During the cold week that overwhelmed Texas's solar-and-wind-favoring grid, causing blackouts, the weatherized coal and gas infrastructure in Alberta, Canada was able to handle far colder temperatures than Texas.3
- No conceivable warming of the planet could cause heat waves that would be a problem for a grid that's committed to reliable electricity. Just invest enough in reliable sources like natural gas, coal, and nuclear, and any necessary weatherization infrastructure.
- The reason that Texas and the rest of the US are having trouble meeting electricity demand that should be no problem is the obvious: policies that punish reliable fossil fuels and nuclear while privileging unreliable solar and wind.
Myth: The Texas winter blackouts were a failure of fossil fuels, especially natural gas.
Truth: Fossil fuels perform great in far worse winter weather than Texas had in 2021. Texas blackouts were caused by defunding fossil fuel resiliency to pay for unreliable solar and wind.
Myth: Fossil fuels are making electricity unreliable via “extreme weather”—so we need to use solar and wind.
Truth: Fossil fuels can provide reliable electricity even under the most speculative extremes—whereas unreliable solar and wind alone can’t provide it under any conditions.
- The latest attempt to pretend that fossil fuels are causing electricity problems that can only be solved by solar and wind is to dishonestly fixate on the moments during a heatwave when solar and wind happen to produce electricity and ignore (the many more) moments they don't.4
Myth: Solar and wind are saving Texas during heat waves because they happened to produce a lot of energy portions of a few hot days.
Truth: Preferences for unreliable solar and wind—which are often low when needed the most—have made Texas embarrassingly vulnerable to heat waves (and cold snaps).
Bloomberg: “Texas may be known for its oil and natural gas, but as temperatures breach 100F across the state for a full two weeks, it’s wind and solar power that's helping keep residents cool.”
This “journalism” is false solar and wind propaganda that should be retracted.

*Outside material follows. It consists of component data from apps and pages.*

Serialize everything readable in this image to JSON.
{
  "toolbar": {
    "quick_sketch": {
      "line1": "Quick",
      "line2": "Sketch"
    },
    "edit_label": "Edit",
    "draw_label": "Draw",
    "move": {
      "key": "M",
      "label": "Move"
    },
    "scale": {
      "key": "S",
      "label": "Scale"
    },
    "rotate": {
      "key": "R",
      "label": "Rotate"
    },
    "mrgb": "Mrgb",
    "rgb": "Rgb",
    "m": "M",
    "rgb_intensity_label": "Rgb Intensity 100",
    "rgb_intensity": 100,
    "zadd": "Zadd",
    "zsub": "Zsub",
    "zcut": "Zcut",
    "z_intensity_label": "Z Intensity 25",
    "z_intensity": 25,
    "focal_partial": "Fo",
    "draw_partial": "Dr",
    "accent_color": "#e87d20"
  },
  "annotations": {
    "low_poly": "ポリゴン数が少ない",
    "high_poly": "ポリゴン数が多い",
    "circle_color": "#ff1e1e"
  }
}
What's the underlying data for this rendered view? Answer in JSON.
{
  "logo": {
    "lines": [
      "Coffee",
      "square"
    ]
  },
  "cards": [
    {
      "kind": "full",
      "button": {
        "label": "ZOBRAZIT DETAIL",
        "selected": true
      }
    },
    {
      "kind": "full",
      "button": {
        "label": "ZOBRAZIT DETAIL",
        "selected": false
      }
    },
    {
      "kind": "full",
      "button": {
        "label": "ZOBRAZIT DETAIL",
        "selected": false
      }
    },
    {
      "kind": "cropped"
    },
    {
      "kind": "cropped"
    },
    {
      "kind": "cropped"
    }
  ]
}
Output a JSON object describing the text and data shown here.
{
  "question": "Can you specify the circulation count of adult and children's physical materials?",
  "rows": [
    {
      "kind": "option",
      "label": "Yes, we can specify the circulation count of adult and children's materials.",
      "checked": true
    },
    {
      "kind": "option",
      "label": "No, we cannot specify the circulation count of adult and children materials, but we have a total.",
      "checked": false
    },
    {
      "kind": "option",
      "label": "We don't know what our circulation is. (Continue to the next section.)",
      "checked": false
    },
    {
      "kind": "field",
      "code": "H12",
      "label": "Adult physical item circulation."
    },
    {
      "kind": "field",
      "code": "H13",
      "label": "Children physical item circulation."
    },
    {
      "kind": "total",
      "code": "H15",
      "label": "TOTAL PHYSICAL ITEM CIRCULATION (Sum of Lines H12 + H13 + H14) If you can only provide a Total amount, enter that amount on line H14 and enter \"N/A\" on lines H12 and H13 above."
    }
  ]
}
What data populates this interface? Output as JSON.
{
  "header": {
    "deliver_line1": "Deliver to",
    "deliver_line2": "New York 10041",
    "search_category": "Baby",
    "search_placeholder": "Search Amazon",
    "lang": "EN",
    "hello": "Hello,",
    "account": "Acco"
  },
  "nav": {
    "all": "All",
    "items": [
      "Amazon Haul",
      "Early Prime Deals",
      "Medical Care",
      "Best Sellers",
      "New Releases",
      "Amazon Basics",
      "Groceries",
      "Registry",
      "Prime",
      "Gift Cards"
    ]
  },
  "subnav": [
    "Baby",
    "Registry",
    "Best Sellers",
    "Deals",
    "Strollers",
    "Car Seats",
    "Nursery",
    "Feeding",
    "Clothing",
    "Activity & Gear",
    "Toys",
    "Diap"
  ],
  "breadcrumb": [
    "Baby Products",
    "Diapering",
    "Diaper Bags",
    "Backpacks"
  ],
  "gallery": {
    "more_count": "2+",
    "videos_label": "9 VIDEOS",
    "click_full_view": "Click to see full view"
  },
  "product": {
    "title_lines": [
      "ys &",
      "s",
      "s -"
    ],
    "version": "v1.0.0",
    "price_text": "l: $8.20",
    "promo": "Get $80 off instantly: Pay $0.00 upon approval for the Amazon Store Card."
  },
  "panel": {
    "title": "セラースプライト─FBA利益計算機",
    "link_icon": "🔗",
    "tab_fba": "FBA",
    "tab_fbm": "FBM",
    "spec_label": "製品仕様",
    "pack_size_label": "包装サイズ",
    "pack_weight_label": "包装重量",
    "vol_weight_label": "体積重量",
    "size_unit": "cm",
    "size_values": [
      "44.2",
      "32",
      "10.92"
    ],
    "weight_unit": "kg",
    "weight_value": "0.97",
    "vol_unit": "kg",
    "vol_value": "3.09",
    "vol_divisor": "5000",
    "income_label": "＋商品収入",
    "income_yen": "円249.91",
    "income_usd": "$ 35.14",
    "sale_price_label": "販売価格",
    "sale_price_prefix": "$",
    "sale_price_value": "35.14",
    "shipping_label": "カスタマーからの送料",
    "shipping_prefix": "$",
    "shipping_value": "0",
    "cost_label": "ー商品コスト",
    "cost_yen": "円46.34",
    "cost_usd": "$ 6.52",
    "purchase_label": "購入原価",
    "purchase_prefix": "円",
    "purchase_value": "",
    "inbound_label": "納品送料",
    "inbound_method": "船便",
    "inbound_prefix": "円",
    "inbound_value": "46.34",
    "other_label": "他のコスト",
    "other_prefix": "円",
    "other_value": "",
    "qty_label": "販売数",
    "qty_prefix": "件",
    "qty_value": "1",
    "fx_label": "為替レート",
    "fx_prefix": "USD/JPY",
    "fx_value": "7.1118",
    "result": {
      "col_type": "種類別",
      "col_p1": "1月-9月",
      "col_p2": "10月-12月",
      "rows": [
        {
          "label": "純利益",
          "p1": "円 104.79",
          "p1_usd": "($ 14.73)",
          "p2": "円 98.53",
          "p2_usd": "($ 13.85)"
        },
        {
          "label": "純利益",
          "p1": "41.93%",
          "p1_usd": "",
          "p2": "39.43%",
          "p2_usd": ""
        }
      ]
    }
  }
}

Bloomberg: “Texas may be known for its oil and natural gas, but... for a full two weeks, it’s been wind and solar power that helped keep residents cool.”
False: Solar and wind provided higher than average unreliable electricity that totally depended on reliable gas, coal, and nuclear.5
Bloomberg: “Green-power sources contributed about a third of total output Wednesday.”
This is blatant cherry-picking: taking an unusually good day of sunlight and wind and pretending it can be generalized. Also, the unreliable output was 100% dependent on fossil-fueled life support.
- Even during the period of unusually high solar and wind that Bloomberg cherry-picked to claim “Air Conditioners Keep Humming on Renewable Power,” solar and wind at times provided < 20% of Texas electricity. Of course, that portion of the time didn't make the Bloomberg story.
- Solar and wind haven't supported the Texas power grid even for a day—and can't. Solar goes to zero every hot night, delivering nothing to air conditioning, and wind frequently cycles from <20% to >60% of its supposed “capacity.” (More accurately called “fantasy.”)
Bloomberg: “grid officials have only had to ask consumers to conserve energy on one day since extreme temperatures descended on the Lone Star State”
A proper grid focused on reliability should almost never “ask consumers to conserve energy.” Its job is to meet all demand.
- “We’ve seen record demand, but we’ve also got quite a bit of wind and solar producing. While demand is really high, so is supply.” —Bloomberg “expert” celebrating that solar and wind happen to help meet demand. Reliable sources always match high demand with high supply.
Bloomberg: “In just three years, oil-rich Texas has added the solar equivalent of 12 nuclear reactors”
There is no “solar equivalent of nuclear reactors.” Nuclear reactors work all the time, including at night. Solar often doesn't work during the day and never works at night.
It is embarrassing that Texas and the US more broadly are having trouble providing enough electricity during heat waves and cold snaps.
And it is despicable that the media are ignoring the anti-reliability policies causing the problem and instead praising unreliable solar and wind.